Russia joined the WTO but EU officials believed Moscow was not following all of its rules. International trade negotiations remained deadlocked.

After negotiations concluding in 2011, 2012 saw Russia enter the WTO in August, a long-term goal for Europeans. But, by the end of the year, EU officials were accusing Russia of taking a series of protectionist measures that conflicted with its WTO commitments and raised the possibility of a formal European complaint. The issue was one of a number that overshadowed the EU–Russia summit in December.

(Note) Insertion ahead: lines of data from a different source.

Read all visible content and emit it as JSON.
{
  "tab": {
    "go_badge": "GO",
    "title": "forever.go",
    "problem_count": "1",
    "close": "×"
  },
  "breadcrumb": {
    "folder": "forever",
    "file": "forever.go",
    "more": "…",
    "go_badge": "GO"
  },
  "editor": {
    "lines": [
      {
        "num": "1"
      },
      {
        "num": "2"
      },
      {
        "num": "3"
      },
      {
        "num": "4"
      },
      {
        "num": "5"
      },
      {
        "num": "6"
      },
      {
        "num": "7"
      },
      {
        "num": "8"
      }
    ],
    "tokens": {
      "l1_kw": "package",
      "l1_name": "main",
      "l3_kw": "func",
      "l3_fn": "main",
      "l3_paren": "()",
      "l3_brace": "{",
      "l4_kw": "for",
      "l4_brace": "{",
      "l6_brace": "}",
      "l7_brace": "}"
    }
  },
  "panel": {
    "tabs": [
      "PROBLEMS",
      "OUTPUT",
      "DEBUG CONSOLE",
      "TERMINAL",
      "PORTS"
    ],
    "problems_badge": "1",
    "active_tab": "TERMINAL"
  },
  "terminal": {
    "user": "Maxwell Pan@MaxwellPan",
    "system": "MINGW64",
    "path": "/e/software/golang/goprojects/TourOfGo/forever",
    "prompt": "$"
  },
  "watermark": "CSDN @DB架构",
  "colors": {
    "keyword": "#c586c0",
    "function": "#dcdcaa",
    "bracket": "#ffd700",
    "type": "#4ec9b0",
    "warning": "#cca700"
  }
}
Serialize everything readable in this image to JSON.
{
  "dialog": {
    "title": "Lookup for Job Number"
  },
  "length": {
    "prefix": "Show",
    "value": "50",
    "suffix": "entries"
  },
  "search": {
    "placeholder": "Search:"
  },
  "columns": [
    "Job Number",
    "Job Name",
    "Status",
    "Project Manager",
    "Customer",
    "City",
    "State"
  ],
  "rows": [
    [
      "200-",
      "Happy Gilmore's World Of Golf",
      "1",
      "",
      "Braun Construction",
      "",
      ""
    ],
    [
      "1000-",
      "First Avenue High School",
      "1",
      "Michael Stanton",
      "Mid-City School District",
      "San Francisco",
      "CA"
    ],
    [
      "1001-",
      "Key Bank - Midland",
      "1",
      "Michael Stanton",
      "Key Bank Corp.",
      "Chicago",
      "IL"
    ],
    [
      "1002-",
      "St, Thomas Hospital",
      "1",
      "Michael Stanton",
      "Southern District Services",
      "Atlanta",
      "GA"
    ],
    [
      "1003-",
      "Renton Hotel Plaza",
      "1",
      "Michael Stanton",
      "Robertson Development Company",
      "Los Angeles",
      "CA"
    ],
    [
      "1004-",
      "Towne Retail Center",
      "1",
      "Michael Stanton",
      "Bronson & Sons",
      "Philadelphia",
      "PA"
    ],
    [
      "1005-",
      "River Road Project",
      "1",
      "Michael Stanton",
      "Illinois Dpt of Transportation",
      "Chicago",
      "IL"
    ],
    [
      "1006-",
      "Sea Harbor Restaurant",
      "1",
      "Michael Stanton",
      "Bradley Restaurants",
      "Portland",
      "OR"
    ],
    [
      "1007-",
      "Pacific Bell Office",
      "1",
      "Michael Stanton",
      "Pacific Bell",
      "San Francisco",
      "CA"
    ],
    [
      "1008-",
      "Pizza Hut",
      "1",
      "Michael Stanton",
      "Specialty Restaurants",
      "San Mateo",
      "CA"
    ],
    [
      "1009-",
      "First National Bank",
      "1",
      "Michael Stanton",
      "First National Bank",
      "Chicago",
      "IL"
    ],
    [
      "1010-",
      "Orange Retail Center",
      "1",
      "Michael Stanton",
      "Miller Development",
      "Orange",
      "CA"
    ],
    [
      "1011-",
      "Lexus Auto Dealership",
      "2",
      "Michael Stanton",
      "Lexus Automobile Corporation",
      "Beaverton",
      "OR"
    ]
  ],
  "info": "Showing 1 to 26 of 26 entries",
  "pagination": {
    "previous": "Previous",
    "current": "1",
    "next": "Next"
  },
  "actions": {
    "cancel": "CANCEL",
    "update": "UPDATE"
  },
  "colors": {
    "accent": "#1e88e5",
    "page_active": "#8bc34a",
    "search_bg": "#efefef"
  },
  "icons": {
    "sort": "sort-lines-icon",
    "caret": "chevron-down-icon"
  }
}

If Russia’s behaviour surprised the EU, the fact that no progress was made towards the conclusion of the Doha Development Round was less unexpected. The Mexican presidency of the G20 raised the issue, but it had no impact, not least because of the US elections, which made an agreement unlikely. This failure is a disappointment for WTO head Pascal Lamy, who is stepping down in 2013. None of the nine candidates bidding to replace him are from EU member states, so Europe will soon hold one fewer top multilateral position.

In the absence of progress on Doha, EU member states focused on the potential for an Atlantic free-trade area, which will be a priority for the British G8 presidency in 2013. In the meantime, the EU concluded negotiations for a free-trade area with Singapore and also concluded negotiations with Ukraine, but the deal is on hold due to wider tensions over the rule of law (see component 47).

The WTO passed a long-awaited ruling on US subsidies to Boeing in March, following a similar ruling on European subsidies to Airbus. While the WTO concluded that both the EU and the US had unfairly subsidised the aircraft makers, the two sides continued to argue over the matter through the year. Conversely, the US and the EU cooperated with Japan to raise Chinese restrictions on the export of rare earth minerals, and China clashed with Western powers over solar-industry subsidies. More positively, the EU persuaded the WTO to allow it to offer Pakistan “trade aid” (preferential treatment for some exports) to help alleviate the country’s economic distress.